* _What is expected_
In your answer, repeat each line of the data exactly.

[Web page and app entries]
- Opening Delimiter -

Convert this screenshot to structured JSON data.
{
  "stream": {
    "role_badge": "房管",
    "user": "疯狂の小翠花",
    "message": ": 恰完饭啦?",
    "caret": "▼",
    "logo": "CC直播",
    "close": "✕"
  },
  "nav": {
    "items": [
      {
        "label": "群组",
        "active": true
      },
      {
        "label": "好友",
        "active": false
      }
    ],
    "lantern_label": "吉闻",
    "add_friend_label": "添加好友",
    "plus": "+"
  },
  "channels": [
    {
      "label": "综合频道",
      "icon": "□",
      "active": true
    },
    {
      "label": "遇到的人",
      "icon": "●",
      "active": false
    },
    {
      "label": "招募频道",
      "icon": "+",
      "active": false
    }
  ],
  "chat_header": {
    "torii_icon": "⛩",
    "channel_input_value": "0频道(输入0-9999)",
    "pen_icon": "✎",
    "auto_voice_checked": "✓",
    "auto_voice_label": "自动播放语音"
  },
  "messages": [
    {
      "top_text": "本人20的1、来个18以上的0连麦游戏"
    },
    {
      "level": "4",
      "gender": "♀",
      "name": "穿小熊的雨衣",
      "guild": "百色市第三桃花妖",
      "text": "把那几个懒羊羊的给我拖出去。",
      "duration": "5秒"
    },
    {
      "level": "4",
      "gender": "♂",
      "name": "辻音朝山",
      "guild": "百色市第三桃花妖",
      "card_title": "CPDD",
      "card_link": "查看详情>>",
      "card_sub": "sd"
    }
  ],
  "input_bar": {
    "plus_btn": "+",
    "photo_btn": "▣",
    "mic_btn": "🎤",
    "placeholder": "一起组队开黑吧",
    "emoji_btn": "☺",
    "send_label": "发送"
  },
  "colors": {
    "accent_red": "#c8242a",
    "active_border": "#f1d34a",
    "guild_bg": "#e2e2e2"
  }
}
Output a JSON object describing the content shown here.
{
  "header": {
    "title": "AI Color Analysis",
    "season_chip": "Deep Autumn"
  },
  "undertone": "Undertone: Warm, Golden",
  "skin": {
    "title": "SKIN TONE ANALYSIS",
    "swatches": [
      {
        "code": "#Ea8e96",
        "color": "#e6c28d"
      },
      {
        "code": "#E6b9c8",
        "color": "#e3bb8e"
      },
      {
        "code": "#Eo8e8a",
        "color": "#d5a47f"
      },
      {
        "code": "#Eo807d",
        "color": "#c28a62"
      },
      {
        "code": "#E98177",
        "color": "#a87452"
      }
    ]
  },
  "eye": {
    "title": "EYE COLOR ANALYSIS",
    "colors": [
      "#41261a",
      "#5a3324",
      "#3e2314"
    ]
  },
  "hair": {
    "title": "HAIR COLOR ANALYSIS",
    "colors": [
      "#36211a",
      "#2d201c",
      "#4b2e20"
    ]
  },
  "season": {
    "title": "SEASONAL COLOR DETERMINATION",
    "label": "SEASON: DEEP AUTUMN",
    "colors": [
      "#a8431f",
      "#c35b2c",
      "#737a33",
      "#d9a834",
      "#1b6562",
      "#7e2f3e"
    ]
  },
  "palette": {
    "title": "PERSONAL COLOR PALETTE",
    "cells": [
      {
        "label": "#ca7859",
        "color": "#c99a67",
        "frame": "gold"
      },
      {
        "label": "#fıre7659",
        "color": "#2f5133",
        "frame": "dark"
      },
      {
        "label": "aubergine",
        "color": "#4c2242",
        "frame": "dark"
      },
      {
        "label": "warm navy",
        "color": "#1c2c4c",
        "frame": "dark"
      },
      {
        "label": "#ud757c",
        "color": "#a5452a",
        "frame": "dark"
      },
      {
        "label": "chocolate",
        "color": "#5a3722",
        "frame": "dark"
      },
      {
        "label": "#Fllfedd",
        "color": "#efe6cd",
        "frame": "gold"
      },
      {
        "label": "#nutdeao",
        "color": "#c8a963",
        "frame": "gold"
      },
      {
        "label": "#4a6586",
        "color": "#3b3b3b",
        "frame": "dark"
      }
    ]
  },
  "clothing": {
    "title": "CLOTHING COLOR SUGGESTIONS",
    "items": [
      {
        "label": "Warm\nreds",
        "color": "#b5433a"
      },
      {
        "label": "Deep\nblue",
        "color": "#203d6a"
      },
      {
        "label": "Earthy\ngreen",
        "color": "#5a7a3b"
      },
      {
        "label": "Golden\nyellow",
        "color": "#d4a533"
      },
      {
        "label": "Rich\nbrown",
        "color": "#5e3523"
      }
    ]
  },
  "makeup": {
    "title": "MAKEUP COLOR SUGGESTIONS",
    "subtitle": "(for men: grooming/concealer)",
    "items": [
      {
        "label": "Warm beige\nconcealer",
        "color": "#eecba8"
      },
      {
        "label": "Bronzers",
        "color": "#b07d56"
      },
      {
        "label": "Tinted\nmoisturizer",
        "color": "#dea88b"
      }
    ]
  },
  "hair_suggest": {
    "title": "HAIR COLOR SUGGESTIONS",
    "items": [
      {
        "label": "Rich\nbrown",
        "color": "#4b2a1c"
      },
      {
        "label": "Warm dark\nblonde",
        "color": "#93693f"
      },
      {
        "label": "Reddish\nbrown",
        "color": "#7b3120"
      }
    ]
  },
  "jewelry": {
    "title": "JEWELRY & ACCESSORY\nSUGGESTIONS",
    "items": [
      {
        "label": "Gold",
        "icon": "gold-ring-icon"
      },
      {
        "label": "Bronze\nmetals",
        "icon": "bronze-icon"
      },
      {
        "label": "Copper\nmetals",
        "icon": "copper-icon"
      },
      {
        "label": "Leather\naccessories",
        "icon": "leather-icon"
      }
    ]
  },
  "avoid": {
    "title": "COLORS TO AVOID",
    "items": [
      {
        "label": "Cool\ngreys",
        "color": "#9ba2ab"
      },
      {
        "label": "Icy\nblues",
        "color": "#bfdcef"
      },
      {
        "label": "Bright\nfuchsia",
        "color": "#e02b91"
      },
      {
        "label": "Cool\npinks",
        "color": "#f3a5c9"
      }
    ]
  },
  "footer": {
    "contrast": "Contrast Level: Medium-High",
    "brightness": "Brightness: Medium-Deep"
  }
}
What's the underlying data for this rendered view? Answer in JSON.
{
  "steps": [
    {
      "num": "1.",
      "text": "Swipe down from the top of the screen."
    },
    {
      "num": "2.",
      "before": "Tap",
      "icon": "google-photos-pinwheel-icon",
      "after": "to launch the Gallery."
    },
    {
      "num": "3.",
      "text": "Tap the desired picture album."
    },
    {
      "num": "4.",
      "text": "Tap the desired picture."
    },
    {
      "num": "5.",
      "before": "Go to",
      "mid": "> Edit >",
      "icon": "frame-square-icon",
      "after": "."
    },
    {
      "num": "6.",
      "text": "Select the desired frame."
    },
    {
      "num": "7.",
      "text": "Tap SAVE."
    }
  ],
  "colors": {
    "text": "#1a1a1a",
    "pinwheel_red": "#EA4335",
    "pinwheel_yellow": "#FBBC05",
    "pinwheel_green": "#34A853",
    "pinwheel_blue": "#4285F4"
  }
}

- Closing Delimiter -

* _Reply to the exercise_
Convert this screenshot to structured JSON data.
{
  "stream": {
    "role_badge": "房管",
    "user": "疯狂の小翠花",
    "message": ": 恰完饭啦?",
    "caret": "▼",
    "logo": "CC直播",
    "close": "✕"
  },
  "nav": {
    "items": [
      {
        "label": "群组",
        "active": true
      },
      {
        "label": "好友",
        "active": false
      }
    ],
    "lantern_label": "吉闻",
    "add_friend_label": "添加好友",
    "plus": "+"
  },
  "channels": [
    {
      "label": "综合频道",
      "icon": "□",
      "active": true
    },
    {
      "label": "遇到的人",
      "icon": "●",
      "active": false
    },
    {
      "label": "招募频道",
      "icon": "+",
      "active": false
    }
  ],
  "chat_header": {
    "torii_icon": "⛩",
    "channel_input_value": "0频道(输入0-9999)",
    "pen_icon": "✎",
    "auto_voice_checked": "✓",
    "auto_voice_label": "自动播放语音"
  },
  "messages": [
    {
      "top_text": "本人20的1、来个18以上的0连麦游戏"
    },
    {
      "level": "4",
      "gender": "♀",
      "name": "穿小熊的雨衣",
      "guild": "百色市第三桃花妖",
      "text": "把那几个懒羊羊的给我拖出去。",
      "duration": "5秒"
    },
    {
      "level": "4",
      "gender": "♂",
      "name": "辻音朝山",
      "guild": "百色市第三桃花妖",
      "card_title": "CPDD",
      "card_link": "查看详情>>",
      "card_sub": "sd"
    }
  ],
  "input_bar": {
    "plus_btn": "+",
    "photo_btn": "▣",
    "mic_btn": "🎤",
    "placeholder": "一起组队开黑吧",
    "emoji_btn": "☺",
    "send_label": "发送"
  },
  "colors": {
    "accent_red": "#c8242a",
    "active_border": "#f1d34a",
    "guild_bg": "#e2e2e2"
  }
}
Output a JSON object describing the content shown here.
{
  "header": {
    "title": "AI Color Analysis",
    "season_chip": "Deep Autumn"
  },
  "undertone": "Undertone: Warm, Golden",
  "skin": {
    "title": "SKIN TONE ANALYSIS",
    "swatches": [
      {
        "code": "#Ea8e96",
        "color": "#e6c28d"
      },
      {
        "code": "#E6b9c8",
        "color": "#e3bb8e"
      },
      {
        "code": "#Eo8e8a",
        "color": "#d5a47f"
      },
      {
        "code": "#Eo807d",
        "color": "#c28a62"
      },
      {
        "code": "#E98177",
        "color": "#a87452"
      }
    ]
  },
  "eye": {
    "title": "EYE COLOR ANALYSIS",
    "colors": [
      "#41261a",
      "#5a3324",
      "#3e2314"
    ]
  },
  "hair": {
    "title": "HAIR COLOR ANALYSIS",
    "colors": [
      "#36211a",
      "#2d201c",
      "#4b2e20"
    ]
  },
  "season": {
    "title": "SEASONAL COLOR DETERMINATION",
    "label": "SEASON: DEEP AUTUMN",
    "colors": [
      "#a8431f",
      "#c35b2c",
      "#737a33",
      "#d9a834",
      "#1b6562",
      "#7e2f3e"
    ]
  },
  "palette": {
    "title": "PERSONAL COLOR PALETTE",
    "cells": [
      {
        "label": "#ca7859",
        "color": "#c99a67",
        "frame": "gold"
      },
      {
        "label": "#fıre7659",
        "color": "#2f5133",
        "frame": "dark"
      },
      {
        "label": "aubergine",
        "color": "#4c2242",
        "frame": "dark"
      },
      {
        "label": "warm navy",
        "color": "#1c2c4c",
        "frame": "dark"
      },
      {
        "label": "#ud757c",
        "color": "#a5452a",
        "frame": "dark"
      },
      {
        "label": "chocolate",
        "color": "#5a3722",
        "frame": "dark"
      },
      {
        "label": "#Fllfedd",
        "color": "#efe6cd",
        "frame": "gold"
      },
      {
        "label": "#nutdeao",
        "color": "#c8a963",
        "frame": "gold"
      },
      {
        "label": "#4a6586",
        "color": "#3b3b3b",
        "frame": "dark"
      }
    ]
  },
  "clothing": {
    "title": "CLOTHING COLOR SUGGESTIONS",
    "items": [
      {
        "label": "Warm\nreds",
        "color": "#b5433a"
      },
      {
        "label": "Deep\nblue",
        "color": "#203d6a"
      },
      {
        "label": "Earthy\ngreen",
        "color": "#5a7a3b"
      },
      {
        "label": "Golden\nyellow",
        "color": "#d4a533"
      },
      {
        "label": "Rich\nbrown",
        "color": "#5e3523"
      }
    ]
  },
  "makeup": {
    "title": "MAKEUP COLOR SUGGESTIONS",
    "subtitle": "(for men: grooming/concealer)",
    "items": [
      {
        "label": "Warm beige\nconcealer",
        "color": "#eecba8"
      },
      {
        "label": "Bronzers",
        "color": "#b07d56"
      },
      {
        "label": "Tinted\nmoisturizer",
        "color": "#dea88b"
      }
    ]
  },
  "hair_suggest": {
    "title": "HAIR COLOR SUGGESTIONS",
    "items": [
      {
        "label": "Rich\nbrown",
        "color": "#4b2a1c"
      },
      {
        "label": "Warm dark\nblonde",
        "color": "#93693f"
      },
      {
        "label": "Reddish\nbrown",
        "color": "#7b3120"
      }
    ]
  },
  "jewelry": {
    "title": "JEWELRY & ACCESSORY\nSUGGESTIONS",
    "items": [
      {
        "label": "Gold",
        "icon": "gold-ring-icon"
      },
      {
        "label": "Bronze\nmetals",
        "icon": "bronze-icon"
      },
      {
        "label": "Copper\nmetals",
        "icon": "copper-icon"
      },
      {
        "label": "Leather\naccessories",
        "icon": "leather-icon"
      }
    ]
  },
  "avoid": {
    "title": "COLORS TO AVOID",
    "items": [
      {
        "label": "Cool\ngreys",
        "color": "#9ba2ab"
      },
      {
        "label": "Icy\nblues",
        "color": "#bfdcef"
      },
      {
        "label": "Bright\nfuchsia",
        "color": "#e02b91"
      },
      {
        "label": "Cool\npinks",
        "color": "#f3a5c9"
      }
    ]
  },
  "footer": {
    "contrast": "Contrast Level: Medium-High",
    "brightness": "Brightness: Medium-Deep"
  }
}
What's the underlying data for this rendered view? Answer in JSON.
{
  "steps": [
    {
      "num": "1.",
      "text": "Swipe down from the top of the screen."
    },
    {
      "num": "2.",
      "before": "Tap",
      "icon": "google-photos-pinwheel-icon",
      "after": "to launch the Gallery."
    },
    {
      "num": "3.",
      "text": "Tap the desired picture album."
    },
    {
      "num": "4.",
      "text": "Tap the desired picture."
    },
    {
      "num": "5.",
      "before": "Go to",
      "mid": "> Edit >",
      "icon": "frame-square-icon",
      "after": "."
    },
    {
      "num": "6.",
      "text": "Select the desired frame."
    },
    {
      "num": "7.",
      "text": "Tap SAVE."
    }
  ],
  "colors": {
    "text": "#1a1a1a",
    "pinwheel_red": "#EA4335",
    "pinwheel_yellow": "#FBBC05",
    "pinwheel_green": "#34A853",
    "pinwheel_blue": "#4285F4"
  }
}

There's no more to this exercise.